- 4¼ fluid ounces / 125ml /½ cup pigeon pea lentils (toor dal) – see Trivia below
- 2¼ fluid ounces / 63ml red lentils / ¼ cup (masoor dal)
- 2¼ fluid ounces / 63ml chickpeas ¼ cup (garbanzo beans, Bengal gram)
- 1 medium onion, sliced
- 1 tablespoon of crushed ginger-garlic or ginger-garlic paste 
- 1 green chilli, finely chopped
- 1 tomato, finely chopped
- ½ teaspoon of red chilli powder
- ¼ teaspoon of turmeric
- 2 teaspoons of ghee or oil or butter
- 2 tablespoons of coriander, chopped, for garnishing
- 31 fluid ounces / 875ml / 3½ cups water
- ½ teaspoon of cumin seeds
- 2 cloves of garlic, chopped
- 1 dry red chilli, broken into pieces
- 1 pinch of asafoetida
- 2 teaspoons of ghee
Rinse the lentils and chickpeas in water and then put then in a 3-5 litre pressure cooker with 17½ fluid ounces / 500ml / 2 cups of water. On a medium heat, bring the pressure cooker to maximum and cook for a further 10-12 minutes before taking off the heat and allowing the pressure to release naturally. For those using a whistle pressure cooker, this is after four whistles. Set the pressure cooker with the cooked lentils and chickpeas aside.
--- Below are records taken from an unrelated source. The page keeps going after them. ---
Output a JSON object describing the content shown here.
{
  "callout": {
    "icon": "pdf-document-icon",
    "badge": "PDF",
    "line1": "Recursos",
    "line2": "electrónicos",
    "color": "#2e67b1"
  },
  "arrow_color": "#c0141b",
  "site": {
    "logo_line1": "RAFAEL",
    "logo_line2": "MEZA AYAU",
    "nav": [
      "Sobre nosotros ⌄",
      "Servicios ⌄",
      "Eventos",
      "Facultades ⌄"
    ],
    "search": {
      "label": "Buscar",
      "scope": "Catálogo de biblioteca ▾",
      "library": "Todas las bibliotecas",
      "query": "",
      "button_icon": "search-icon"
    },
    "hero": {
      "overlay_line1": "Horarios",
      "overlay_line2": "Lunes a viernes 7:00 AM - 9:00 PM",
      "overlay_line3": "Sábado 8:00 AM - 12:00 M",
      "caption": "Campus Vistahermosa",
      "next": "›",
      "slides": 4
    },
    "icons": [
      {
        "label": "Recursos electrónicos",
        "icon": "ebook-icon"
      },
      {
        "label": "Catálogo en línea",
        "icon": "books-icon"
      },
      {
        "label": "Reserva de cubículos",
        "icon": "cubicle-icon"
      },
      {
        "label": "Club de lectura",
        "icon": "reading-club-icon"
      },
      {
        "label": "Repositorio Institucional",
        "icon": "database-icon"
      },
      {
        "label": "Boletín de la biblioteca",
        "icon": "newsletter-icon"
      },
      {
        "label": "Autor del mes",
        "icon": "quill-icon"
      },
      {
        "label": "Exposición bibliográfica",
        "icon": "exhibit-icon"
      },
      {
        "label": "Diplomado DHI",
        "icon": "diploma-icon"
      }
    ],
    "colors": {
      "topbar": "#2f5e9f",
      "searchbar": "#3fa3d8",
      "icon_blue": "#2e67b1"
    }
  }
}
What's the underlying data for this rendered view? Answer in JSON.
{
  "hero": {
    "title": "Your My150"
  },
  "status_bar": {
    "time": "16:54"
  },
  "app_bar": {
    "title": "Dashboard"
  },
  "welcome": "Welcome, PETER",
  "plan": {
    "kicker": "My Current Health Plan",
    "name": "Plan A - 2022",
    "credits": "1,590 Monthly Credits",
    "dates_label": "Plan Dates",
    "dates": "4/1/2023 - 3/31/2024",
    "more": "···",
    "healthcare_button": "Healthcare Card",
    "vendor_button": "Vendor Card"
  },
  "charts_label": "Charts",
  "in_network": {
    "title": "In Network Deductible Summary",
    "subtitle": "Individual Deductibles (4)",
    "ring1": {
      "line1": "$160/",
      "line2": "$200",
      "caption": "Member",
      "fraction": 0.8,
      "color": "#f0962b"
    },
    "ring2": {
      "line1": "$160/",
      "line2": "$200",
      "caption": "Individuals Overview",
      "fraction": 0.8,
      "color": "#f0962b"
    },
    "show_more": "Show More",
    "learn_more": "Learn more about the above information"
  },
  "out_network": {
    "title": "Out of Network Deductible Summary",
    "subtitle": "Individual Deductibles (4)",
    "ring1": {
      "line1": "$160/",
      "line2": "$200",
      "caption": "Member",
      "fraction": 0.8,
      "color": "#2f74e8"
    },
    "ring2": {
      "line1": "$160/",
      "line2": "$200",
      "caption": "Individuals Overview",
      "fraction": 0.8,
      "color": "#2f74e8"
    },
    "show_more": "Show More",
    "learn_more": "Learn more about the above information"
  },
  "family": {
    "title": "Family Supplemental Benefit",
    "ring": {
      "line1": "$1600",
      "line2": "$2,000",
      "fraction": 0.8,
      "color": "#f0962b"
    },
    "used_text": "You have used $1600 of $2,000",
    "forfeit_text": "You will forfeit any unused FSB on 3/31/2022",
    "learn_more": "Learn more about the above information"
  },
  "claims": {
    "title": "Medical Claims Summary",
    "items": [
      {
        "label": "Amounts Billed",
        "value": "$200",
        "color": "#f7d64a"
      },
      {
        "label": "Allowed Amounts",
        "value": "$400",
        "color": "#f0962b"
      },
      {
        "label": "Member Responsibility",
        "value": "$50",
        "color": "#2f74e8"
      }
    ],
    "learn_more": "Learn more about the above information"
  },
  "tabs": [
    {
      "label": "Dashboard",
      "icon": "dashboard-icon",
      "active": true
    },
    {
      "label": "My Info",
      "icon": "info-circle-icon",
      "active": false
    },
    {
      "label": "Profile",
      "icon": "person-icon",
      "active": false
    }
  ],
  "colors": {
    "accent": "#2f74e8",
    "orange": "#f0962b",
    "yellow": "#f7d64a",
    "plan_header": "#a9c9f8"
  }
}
Heat two teaspoons of ghee or oil or butter in a pan. Add the sliced onion and sauté until it turns golden. Then add the crushed ginger-garlic or ginger-garlic paste and chopped green chilli and sauté for a further 30-40 seconds. Make sure the garlic does not become dark brown.
Add the chopped tomato and sauté until it turns soft.
Add the turmeric and the red chilli powder and mix them in well.
Then, from the pressure cook, add the cooked lentils and chickpeas to the pan and mix in well.
Add 250ml / 8¾ fluid ounces / 1 cup of water or a little more if necessary, mix it in well, then add salt to taste.
Continue cooking for about 5-6 minutes to get a good consistency, regularly giving it a good stir and making sure nothing catches on the bottom of the pan.
Remove from the heat and transfer to a large serving bowl.
In a separate pan, prepare the tempering by heating the two teaspoons of ghee.
Add the cumin seeds and allow them to sizzle for a moment. Then add the chopped garlic, dry red chillies, and asafoetida and mix well in, allowing the garlic to turn light brown.
Remove from the heat and pour the tempering into the serving bowl with the lentils and chickpeas so that it sits like an island in the middle. Garnish with the chopped coriander leaves and serve with steamed rice.
You can substitute either of the lentils with other types of lentil, but keep to the same quantities. You can also cook the lentils and chickpeas in a saucepan but please check packet instructions for this.
The pigeon pea (Cajanus cajan) has been grown in India for at least 3,500 years and is one of the most common food grains in Asia, Africa, and South America. It is a beige coloured lentil with a yellow inside with a distinctive nutty flavour. It is known by a variety of names in different regions, toor dal being the Marathi and Hindi word, while in Jamaica and he Congo it is the gungo pea while in the Philippines it is kadyos.